The aetiology of infective endocarditis (IE) can be determined directly from surgically removed valve tissue using broad-range bacterial rDNA polymerase chain reaction (PCR) followed by sequencing. We sought to assess the value of this methodology in a routine clinical setting.
Broad-range PCR with primers targeting conserved bacterial rDNA sequences was applied to directly analyse valve samples from 56 patients operated on for diagnosed or suspected IE. Identification of the aetiological agent was performed by partial DNA sequencing of the 16S and 23S rDNA genes.
The final diagnosis was definite IE in 36 patients and possible IE in 2 patients, while the diagnosis of IE was rejected in 18 patients. PCR analysis from removed valve tissue was positive in 25 patients with IE. Molecular identification was consistent with the blood culture finding in 20 of these patients. The PCR approach was the only method to yield the aetiological diagnosis in additional 4 patients (2 Staphylococcus species, 1 Streptococcus bovis, 1 Bartonella quintana), all of whom had received antimicrobials before blood cultures were taken. The mean duration of preoperative antimicrobial treatment for the patients with PCR-positive valves was 19.6 (range 1-58) days.

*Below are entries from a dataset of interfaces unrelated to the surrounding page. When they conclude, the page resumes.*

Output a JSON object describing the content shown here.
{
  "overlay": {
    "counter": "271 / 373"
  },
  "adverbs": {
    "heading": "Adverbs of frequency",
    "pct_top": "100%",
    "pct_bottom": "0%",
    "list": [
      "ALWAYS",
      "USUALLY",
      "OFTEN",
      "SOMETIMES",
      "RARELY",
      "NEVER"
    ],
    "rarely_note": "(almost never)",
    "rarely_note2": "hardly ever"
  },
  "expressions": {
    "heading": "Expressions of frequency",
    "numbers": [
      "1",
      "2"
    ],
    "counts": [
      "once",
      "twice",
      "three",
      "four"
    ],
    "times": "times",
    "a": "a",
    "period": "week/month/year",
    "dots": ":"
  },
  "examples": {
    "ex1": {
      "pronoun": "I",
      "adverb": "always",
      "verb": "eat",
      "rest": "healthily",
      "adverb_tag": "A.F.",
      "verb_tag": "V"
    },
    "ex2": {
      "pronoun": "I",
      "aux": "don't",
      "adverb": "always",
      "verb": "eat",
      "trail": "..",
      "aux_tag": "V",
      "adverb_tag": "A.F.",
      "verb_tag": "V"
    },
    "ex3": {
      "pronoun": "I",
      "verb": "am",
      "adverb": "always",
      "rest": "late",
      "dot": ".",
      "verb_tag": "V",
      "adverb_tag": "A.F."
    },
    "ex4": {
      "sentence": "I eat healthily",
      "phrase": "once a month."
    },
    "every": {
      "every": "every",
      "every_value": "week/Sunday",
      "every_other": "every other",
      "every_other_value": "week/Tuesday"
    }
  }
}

Bacterial DNA may persist during treatment in infected valves for long periods. The PCR method is especially useful when the causative agent of IE is fastidious or when the specimen is taken during antimicrobial treatment.